ACVS statement on emergency procedures and PPE during the COVID-19 outbreak
March 25, 2020
The ACVS Board of Regents understands the profound impact that the COVID-19 pandemic has on veterinary surgeons, practices, institutions, and, most importantly, patients and clients. Making patient care decisions during this time is difficult, given the unprecedented circumstances.
Diplomates have asked for the ACVS Board of Regents' guidance and recommendations in determining what surgical cases are considered true emergencies versus urgent versus elective. The Board of Regents offers the following guidance on emergency procedures and the use of personal protective equipment; however, we encourage diplomates to stay informed of and strictly adhere to the requirements, recommendations, and expectations issued by local, state, and national officials. The governors of many states have issued strict guidelines or mandates, and those should take precedence over any recommendations made by the ACVS Board of Regents.
Guidance on emergency procedures
ACVS diplomates are uniquely trained to make the best surgical decisions to optimize outcomes for our veterinary patients with emergent and urgent conditions. The ACVS Board of Regents encourages all veterinary surgeons to consider the following decision-making framework when determining the necessity of surgery.
Work collaboratively with local, state, and national public health officials to fulfill our obligation to protect animal health and welfare, prevent and relieve animal suffering, and promote public health.
Make medical and surgical decisions in the spirit of One Health and consider the impact of resource use on human and animal health locally, nationally, and globally.
Surgery should be considered necessary, urgent, or an emergency if not performing surgery will cause irreversible harm. Criteria to determine irreversible harm include the following: threat to the patient's life, threat of irreversible damage to the patient's physical health, threat of permanent dysfunction of an extremity or organ system, risk of metastasis or progression of staging, and risk of rapid worsening of severe symptoms.

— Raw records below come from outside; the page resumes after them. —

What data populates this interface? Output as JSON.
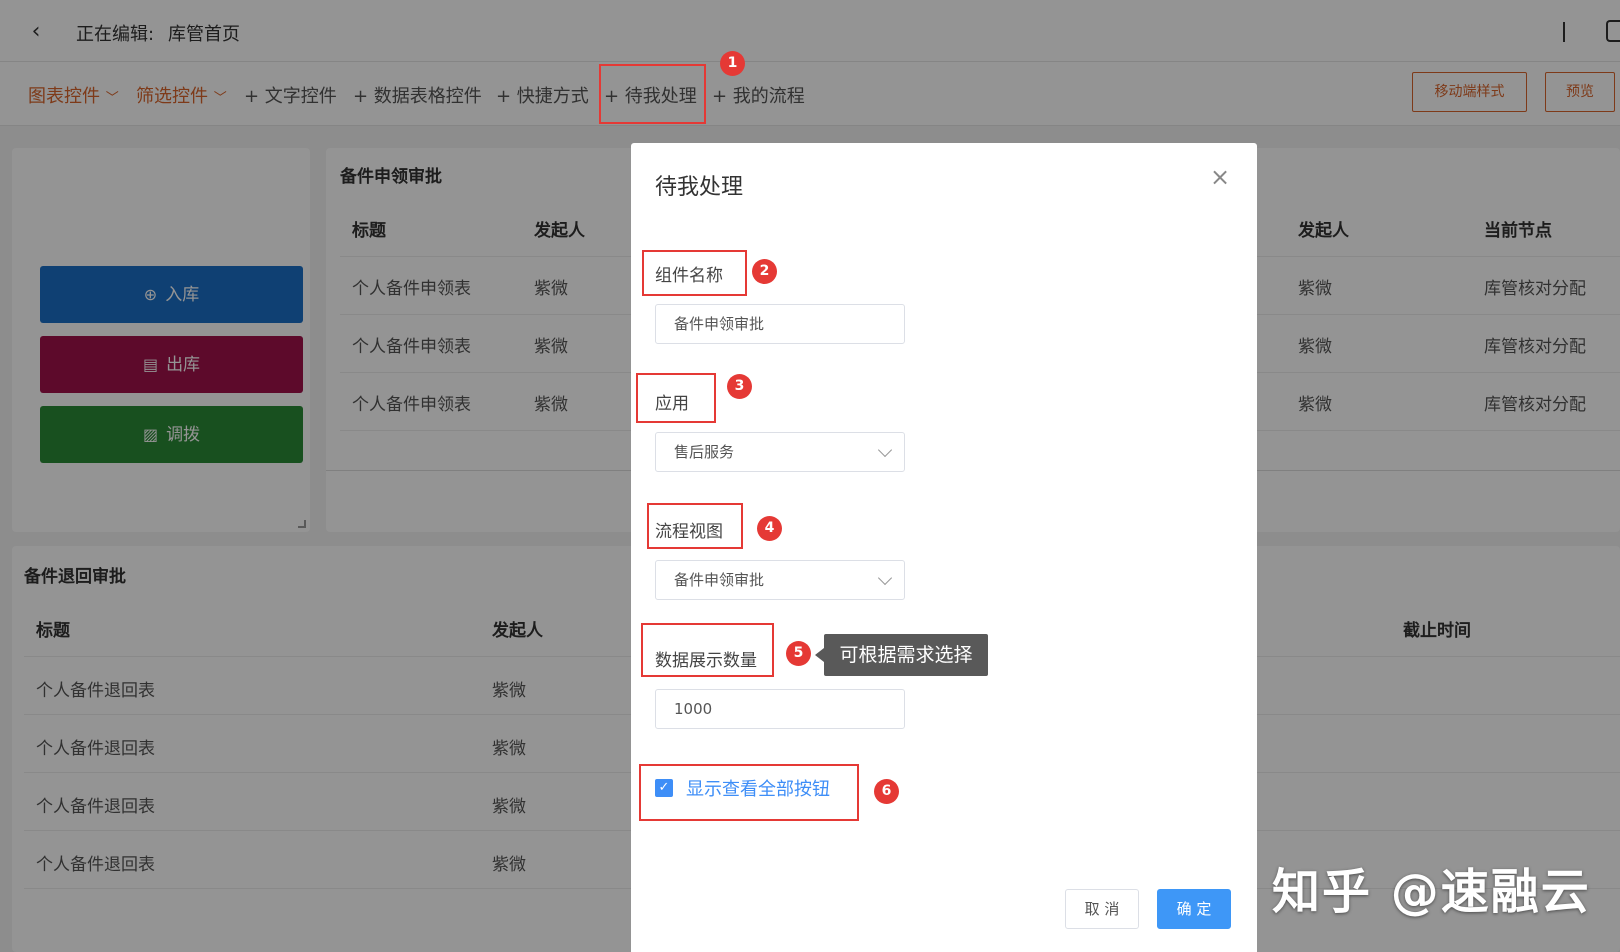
{
  "header": {
    "editing_label": "正在编辑:",
    "page_title": "库管首页"
  },
  "toolbar": {
    "chart_widgets": "图表控件",
    "filter_widgets": "筛选控件",
    "text_widget": "+ 文字控件",
    "table_widget": "+ 数据表格控件",
    "shortcut": "+ 快捷方式",
    "pending": "+ 待我处理",
    "my_process": "+ 我的流程",
    "mobile_style": "移动端样式",
    "preview": "预览",
    "accent_color": "#d9652c"
  },
  "actions": [
    {
      "label": "入库",
      "color": "#1b6fc6",
      "icon": "plus-circle-icon"
    },
    {
      "label": "出库",
      "color": "#a0124a",
      "icon": "calendar-icon"
    },
    {
      "label": "调拨",
      "color": "#2a8a36",
      "icon": "chart-icon"
    }
  ],
  "approval_table": {
    "title": "备件申领审批",
    "headers": {
      "title": "标题",
      "initiator": "发起人",
      "initiator2": "发起人",
      "node": "当前节点"
    },
    "rows": [
      {
        "title": "个人备件申领表",
        "initiator": "紫微",
        "initiator2": "紫微",
        "node": "库管核对分配"
      },
      {
        "title": "个人备件申领表",
        "initiator": "紫微",
        "initiator2": "紫微",
        "node": "库管核对分配"
      },
      {
        "title": "个人备件申领表",
        "initiator": "紫微",
        "initiator2": "紫微",
        "node": "库管核对分配"
      }
    ]
  },
  "return_table": {
    "title": "备件退回审批",
    "headers": {
      "title": "标题",
      "initiator": "发起人",
      "deadline": "截止时间"
    },
    "rows": [
      {
        "title": "个人备件退回表",
        "initiator": "紫微"
      },
      {
        "title": "个人备件退回表",
        "initiator": "紫微"
      },
      {
        "title": "个人备件退回表",
        "initiator": "紫微"
      },
      {
        "title": "个人备件退回表",
        "initiator": "紫微"
      }
    ]
  },
  "modal": {
    "title": "待我处理",
    "name_label": "组件名称",
    "name_value": "备件申领审批",
    "app_label": "应用",
    "app_value": "售后服务",
    "view_label": "流程视图",
    "view_value": "备件申领审批",
    "count_label": "数据展示数量",
    "count_value": "1000",
    "show_all_label": "显示查看全部按钮",
    "show_all_checked": true,
    "cancel": "取 消",
    "confirm": "确 定",
    "primary_color": "#3e97f7"
  },
  "annotations": {
    "badges": [
      "1",
      "2",
      "3",
      "4",
      "5",
      "6"
    ],
    "tooltip": "可根据需求选择",
    "color": "#e53935"
  },
  "watermark": "知乎 @速融云"
}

The ACVS Board of Regents suggests that diplomates and residents review the American College of Veterinary Emergency and Critical Care's examples of when clients should seek emergency care for their animal (https://www.acvecc.org/Animal-Owners/How-do-I-know-if-I-need-an-ACVECC-specialist). Within the above framework, urgent or emergent surgical treatment is appropriate when performing surgery will provide relief, and a viable non-surgical treatment is not available or practical. Examples of when urgent or emergent surgical intervention may be required include the following:
Patients suffering trauma (e.g., soft tissue trauma such as degloving, shear, laceration, and burn injuries; orthopedic trauma such as fractured bones or dislocated joints)
Patients having difficulty breathing due to a surgically correctable cause
Patients with signs of shock due to a surgically correctable cause
Patients with neurologic injury
Patients with urinary tract obstruction (partial/complete) or urinary leakage
Patients showing signs of intractable abdominal pain or other signs consistent with an acute abdomen (e.g., perforations, penetrations, gastrointestinal obstructions or leakage, organ displacements or torsions, hemoabdomen, biliary obstruction or leakage/impending leakage, peritonitis)
Patients with unresolvable dystocia
Patients experiencing significant morbidity secondary to a neoplastic condition
Consideration for the use of personal protective equipment
Some states are actively encouraging individuals and entities to cancel or postpone non-essential uses of personal protective equipment (PPE). To aid in your decision, ACVS encourages diplomates and residents to review AVMA Guidelines for the use of PPE during the COVID-19 pandemic.
We will continue to communicate with you as necessary in the coming weeks. Please direct any questions regarding this announcement to firstname.lastname@example.org.
Spencer A. Johnston, VMD
Diplomate, American College of Veterinary Surgeons
Chair, ACVS Board of Regents